╔══

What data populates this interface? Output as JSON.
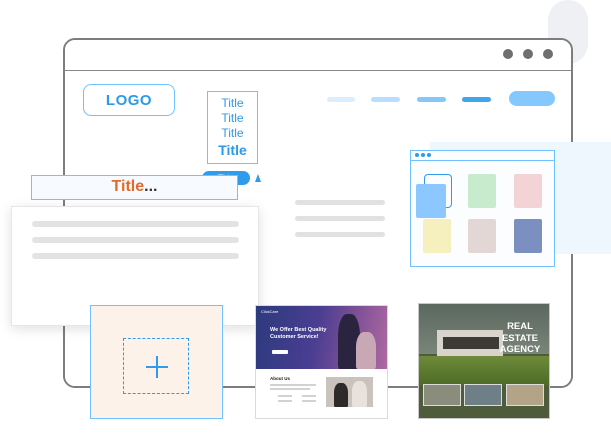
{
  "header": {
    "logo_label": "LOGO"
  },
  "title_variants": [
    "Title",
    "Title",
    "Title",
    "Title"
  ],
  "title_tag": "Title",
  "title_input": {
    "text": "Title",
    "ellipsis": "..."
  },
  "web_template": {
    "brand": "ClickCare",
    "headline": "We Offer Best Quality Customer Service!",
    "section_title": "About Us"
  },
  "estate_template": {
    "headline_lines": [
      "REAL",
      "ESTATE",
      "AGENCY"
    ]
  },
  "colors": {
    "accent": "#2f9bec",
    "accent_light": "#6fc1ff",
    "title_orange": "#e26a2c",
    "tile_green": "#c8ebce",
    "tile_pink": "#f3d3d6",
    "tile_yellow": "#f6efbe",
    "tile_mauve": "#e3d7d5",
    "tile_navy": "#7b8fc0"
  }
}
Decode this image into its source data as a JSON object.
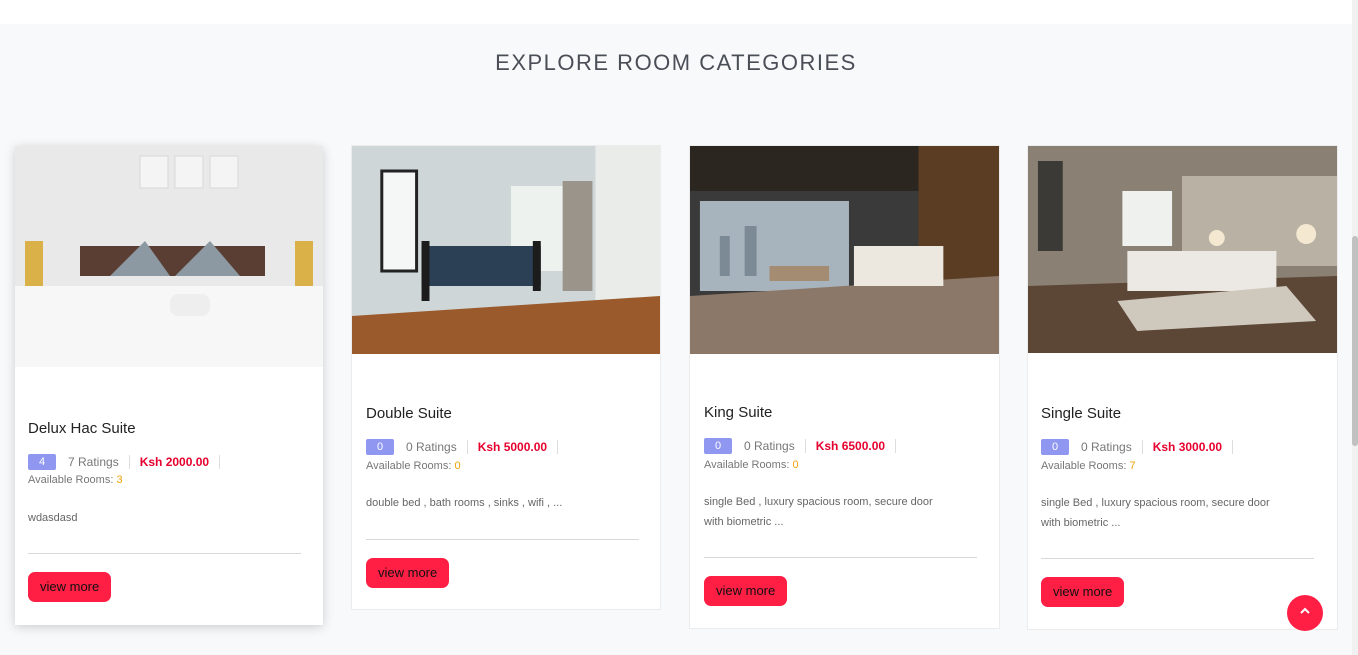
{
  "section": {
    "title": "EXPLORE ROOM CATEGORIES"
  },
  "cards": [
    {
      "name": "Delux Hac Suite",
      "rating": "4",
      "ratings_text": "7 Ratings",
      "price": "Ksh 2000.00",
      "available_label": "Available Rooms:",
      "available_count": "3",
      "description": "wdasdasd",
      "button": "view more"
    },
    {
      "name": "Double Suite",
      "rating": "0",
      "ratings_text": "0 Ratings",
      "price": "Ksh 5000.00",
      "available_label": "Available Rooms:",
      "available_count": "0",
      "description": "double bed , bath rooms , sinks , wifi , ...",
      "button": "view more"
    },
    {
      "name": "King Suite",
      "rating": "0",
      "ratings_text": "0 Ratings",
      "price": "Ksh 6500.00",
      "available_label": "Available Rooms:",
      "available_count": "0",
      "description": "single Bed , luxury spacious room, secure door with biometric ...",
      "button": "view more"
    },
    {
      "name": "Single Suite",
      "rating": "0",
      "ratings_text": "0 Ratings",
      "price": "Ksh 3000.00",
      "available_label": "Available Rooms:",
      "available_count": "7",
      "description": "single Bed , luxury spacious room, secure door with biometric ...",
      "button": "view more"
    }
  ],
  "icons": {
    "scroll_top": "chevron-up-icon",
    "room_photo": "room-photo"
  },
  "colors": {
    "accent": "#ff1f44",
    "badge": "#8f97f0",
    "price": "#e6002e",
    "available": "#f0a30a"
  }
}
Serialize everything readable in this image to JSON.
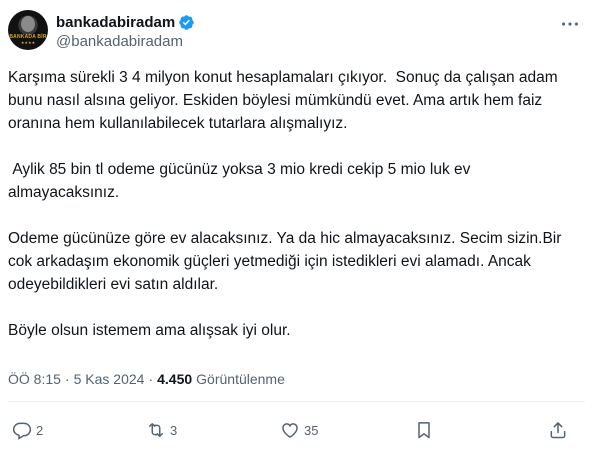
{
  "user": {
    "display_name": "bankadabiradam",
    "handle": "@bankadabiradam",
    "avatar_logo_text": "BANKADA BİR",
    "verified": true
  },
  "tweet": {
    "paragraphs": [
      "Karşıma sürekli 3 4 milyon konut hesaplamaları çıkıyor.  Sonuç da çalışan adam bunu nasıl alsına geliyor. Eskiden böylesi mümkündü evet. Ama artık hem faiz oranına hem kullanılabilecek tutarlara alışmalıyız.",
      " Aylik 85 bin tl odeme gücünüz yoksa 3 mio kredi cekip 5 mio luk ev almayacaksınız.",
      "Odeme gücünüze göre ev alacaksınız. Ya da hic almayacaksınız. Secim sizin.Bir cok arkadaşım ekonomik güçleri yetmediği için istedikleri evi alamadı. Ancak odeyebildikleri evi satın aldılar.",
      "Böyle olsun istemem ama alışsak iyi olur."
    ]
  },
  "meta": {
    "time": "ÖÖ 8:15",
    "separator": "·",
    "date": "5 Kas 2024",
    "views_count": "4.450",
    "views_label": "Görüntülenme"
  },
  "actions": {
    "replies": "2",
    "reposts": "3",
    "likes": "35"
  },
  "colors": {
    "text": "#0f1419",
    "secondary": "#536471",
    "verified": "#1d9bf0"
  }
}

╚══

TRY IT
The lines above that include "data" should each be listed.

OUTPUT FOR THIS TASK
What data populates this interface? Output as JSON.
Decode this image into its source data as a JSON object.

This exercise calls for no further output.